Not all brokers are created equal – there are some experts who represent their field with professionalism and many others who are less than competent. It is important to get to know your broker and his/her experience, communication style and strengths. In short, you and your broker should ‘fit’ as a team working toward the goal of selling your business at acceptable price and terms.

Here are some steps you can take to make sure you are working with someone that will guide you through the process of selling your business:

1. Check the broker’s experience and ask specific questions about theit last few successful transactions. Does the broker tend to work with the buyer or seller? What went right and what went wrong during their last similar-sized transaction? Can you talk to his/her last business owner customer as a reference? How long has your broker been selling businesses in the local area on a full-time basis? And don’t just look at the name of the brokerage company – many larger firms are successful based on the work of just a few agents. The rest of the agents tend to wash through an organization in less than a year.

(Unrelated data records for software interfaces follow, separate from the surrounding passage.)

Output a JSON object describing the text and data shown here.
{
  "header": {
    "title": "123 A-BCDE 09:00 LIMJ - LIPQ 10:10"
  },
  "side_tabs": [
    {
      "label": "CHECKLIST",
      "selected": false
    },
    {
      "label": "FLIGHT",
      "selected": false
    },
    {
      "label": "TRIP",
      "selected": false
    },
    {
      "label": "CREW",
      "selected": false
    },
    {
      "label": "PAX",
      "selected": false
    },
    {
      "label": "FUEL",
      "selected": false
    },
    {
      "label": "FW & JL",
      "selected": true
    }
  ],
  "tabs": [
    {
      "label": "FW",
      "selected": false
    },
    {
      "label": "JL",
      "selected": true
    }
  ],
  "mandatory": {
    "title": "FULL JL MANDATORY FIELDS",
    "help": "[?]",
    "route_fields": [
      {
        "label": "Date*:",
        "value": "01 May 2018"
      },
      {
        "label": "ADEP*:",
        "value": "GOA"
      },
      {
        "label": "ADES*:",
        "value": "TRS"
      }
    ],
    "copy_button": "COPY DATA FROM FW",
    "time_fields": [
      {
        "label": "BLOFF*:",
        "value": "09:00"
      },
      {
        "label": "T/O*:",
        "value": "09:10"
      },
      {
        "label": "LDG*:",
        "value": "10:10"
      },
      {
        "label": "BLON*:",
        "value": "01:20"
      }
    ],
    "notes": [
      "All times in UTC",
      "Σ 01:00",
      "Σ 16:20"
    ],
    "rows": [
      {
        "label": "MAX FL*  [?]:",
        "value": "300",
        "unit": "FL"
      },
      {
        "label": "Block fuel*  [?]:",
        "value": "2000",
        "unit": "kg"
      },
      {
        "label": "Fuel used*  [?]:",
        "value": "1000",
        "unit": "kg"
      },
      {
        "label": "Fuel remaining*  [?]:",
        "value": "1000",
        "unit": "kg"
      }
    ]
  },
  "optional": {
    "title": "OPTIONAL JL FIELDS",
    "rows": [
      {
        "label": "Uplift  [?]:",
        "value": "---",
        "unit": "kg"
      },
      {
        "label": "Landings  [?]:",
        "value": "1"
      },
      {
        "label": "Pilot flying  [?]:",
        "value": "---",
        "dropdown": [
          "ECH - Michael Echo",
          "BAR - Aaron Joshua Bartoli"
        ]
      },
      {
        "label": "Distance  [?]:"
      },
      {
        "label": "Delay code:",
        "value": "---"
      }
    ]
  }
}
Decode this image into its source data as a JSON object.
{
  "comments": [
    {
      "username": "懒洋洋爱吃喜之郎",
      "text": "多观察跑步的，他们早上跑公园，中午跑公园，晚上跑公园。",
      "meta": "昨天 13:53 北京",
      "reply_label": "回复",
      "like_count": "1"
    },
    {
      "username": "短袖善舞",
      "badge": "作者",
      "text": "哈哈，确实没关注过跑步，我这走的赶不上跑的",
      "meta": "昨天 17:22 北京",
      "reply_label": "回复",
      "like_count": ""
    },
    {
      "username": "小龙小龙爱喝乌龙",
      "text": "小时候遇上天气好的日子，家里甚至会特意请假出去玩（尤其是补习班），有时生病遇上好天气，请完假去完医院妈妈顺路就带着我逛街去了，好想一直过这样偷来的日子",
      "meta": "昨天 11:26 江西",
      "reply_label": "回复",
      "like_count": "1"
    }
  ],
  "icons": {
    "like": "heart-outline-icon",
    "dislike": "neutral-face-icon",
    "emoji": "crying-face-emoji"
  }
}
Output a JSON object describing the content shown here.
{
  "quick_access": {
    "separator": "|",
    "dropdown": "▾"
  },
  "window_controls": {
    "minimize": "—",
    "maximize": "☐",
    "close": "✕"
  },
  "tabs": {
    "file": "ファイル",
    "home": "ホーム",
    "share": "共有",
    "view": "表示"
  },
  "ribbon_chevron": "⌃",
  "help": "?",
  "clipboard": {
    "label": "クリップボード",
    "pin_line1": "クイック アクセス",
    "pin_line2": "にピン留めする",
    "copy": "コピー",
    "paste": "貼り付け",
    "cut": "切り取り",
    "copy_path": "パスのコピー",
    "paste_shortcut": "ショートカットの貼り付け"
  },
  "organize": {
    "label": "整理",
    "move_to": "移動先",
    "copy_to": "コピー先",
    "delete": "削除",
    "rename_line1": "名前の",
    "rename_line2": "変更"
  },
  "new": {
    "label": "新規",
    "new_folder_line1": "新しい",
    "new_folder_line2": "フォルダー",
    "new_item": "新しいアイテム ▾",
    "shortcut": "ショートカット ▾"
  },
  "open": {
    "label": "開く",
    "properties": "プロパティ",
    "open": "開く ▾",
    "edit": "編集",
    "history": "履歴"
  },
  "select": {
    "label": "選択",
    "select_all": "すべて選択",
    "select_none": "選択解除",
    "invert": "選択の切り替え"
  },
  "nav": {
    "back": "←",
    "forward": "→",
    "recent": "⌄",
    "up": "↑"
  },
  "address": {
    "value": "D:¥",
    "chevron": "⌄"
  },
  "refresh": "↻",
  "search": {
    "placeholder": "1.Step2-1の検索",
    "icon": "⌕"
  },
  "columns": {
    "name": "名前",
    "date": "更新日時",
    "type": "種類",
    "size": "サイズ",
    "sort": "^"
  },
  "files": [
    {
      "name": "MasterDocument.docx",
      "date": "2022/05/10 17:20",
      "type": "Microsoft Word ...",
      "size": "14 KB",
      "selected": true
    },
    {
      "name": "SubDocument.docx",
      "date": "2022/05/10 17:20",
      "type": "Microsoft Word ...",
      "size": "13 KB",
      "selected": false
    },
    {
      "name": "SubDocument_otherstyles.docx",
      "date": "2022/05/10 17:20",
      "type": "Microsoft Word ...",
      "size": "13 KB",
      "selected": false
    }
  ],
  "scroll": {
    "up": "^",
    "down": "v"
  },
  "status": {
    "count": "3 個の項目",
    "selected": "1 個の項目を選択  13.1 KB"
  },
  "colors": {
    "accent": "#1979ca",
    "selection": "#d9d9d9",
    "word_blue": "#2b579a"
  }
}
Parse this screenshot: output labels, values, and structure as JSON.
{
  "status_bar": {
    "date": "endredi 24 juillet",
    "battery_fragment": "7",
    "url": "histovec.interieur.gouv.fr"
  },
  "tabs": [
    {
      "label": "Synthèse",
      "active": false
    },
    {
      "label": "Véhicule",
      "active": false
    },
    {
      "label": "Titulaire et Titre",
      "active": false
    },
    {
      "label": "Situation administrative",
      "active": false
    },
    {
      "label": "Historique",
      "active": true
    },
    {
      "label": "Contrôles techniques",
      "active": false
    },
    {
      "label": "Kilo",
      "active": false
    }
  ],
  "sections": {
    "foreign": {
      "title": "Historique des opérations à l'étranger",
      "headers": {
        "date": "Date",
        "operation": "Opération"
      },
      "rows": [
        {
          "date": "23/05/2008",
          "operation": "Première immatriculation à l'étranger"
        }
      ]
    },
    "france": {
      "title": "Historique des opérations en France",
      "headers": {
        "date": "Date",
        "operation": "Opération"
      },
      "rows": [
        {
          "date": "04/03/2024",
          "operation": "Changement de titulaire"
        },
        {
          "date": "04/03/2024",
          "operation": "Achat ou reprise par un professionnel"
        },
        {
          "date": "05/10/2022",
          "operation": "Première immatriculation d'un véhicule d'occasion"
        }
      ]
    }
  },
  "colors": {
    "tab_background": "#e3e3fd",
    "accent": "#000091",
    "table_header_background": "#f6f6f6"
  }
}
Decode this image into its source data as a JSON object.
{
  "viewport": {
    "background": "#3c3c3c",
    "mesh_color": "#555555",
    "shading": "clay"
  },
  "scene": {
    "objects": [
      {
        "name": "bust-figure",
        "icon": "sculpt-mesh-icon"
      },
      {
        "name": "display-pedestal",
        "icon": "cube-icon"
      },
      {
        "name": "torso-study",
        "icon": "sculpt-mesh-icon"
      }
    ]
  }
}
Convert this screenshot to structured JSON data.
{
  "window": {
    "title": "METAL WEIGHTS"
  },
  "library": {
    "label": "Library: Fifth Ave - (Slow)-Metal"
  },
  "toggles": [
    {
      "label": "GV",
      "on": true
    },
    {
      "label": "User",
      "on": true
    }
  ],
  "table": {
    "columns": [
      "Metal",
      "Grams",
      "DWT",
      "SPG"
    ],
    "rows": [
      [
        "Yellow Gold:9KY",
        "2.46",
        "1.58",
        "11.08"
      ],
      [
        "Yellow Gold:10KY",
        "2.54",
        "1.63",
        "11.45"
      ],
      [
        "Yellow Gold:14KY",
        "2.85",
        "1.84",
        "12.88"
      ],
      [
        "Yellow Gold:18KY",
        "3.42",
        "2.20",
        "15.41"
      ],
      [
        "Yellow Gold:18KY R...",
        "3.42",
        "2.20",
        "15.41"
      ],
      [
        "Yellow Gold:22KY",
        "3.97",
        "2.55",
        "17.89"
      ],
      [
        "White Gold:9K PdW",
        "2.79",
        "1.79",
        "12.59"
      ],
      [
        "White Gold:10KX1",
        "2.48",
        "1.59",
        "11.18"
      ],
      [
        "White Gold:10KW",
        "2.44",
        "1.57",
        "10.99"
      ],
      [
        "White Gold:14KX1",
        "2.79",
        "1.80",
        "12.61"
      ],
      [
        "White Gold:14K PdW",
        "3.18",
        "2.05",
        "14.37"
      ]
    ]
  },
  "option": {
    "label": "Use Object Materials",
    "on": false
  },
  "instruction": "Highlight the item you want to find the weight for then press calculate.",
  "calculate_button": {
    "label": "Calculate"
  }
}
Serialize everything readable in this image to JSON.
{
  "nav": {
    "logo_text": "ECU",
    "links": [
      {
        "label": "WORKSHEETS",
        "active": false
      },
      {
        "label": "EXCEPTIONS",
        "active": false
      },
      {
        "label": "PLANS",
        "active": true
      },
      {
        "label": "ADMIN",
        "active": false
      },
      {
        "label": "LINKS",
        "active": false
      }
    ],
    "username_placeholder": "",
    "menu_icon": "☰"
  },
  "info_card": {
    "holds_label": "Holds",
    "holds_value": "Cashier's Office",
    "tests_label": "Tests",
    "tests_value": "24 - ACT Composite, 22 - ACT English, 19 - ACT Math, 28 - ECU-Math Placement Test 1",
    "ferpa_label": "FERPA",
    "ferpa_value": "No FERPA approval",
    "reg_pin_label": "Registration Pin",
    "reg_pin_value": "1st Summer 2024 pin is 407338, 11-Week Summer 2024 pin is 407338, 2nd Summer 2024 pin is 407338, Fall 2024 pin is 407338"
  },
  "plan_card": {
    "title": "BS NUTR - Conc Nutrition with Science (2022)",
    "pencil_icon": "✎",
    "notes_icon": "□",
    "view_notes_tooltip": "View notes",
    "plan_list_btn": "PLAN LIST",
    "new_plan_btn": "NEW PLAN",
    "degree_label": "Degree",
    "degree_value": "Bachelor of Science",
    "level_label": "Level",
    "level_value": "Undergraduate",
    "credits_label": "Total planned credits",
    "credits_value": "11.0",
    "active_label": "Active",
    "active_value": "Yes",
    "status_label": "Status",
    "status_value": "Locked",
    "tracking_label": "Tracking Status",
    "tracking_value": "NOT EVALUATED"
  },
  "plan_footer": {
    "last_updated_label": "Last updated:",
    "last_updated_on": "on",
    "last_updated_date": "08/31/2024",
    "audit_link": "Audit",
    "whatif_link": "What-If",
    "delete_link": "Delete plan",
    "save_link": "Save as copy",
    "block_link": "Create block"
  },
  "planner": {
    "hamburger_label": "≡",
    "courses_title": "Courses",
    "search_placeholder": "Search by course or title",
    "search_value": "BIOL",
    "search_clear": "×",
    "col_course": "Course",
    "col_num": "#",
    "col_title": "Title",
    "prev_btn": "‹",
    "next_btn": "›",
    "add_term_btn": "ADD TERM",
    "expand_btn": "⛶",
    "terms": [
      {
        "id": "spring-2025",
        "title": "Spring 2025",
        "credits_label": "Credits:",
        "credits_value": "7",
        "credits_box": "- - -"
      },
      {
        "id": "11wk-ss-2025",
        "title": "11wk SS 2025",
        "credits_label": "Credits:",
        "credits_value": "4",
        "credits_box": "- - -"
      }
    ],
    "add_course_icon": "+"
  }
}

2. Check the broker’s website and marketing collateral. How are their brochure and website? If the broker does not have a website, they are far behind the times. The internet has become the broker’s primary method of finding prospective buyers for your business. Is the site well written, attractive and easy to navigate or is a ‘do-it-yourself’ job? If a brokerage hasn’t invested in a decent website and professional brochures, they will not invest their own ongoing education or the advertising necessary to attract a buyer for your company.

3. Ask about the broker’s membership in professional business sales organizations and his/her state licenses as needed to market businesses for sale. A membership an appropriate local or national professional association means the broker was committed enough to this profession that he/she spent the time and money to maintain his membership. Having a real estate license is required in many states for business brokerage, and although important legally, it does not mean the broker’s focus is the sale of businesses. Do your homework to be sure the broker specializes in business sales and not residential or commercial real estate.

4. Agree on the listing price before you sign the marketing agreement. Your broker should be able to explain the most customary valuation techniques for your industry and have data on comparative sales for your review. A good broker will give you an opinion of value before asking for a marketing agreement.

5. Don’t fall for the ‘broker tricks of the trade’. If a broker tells you he/she has a buyer for your business without first really getting to know your firm, be wary. If a broker tells you he/she can get your asking price or more on after a brief meeting, be skeptical. And if a broker requires any upfront payment, be afraid.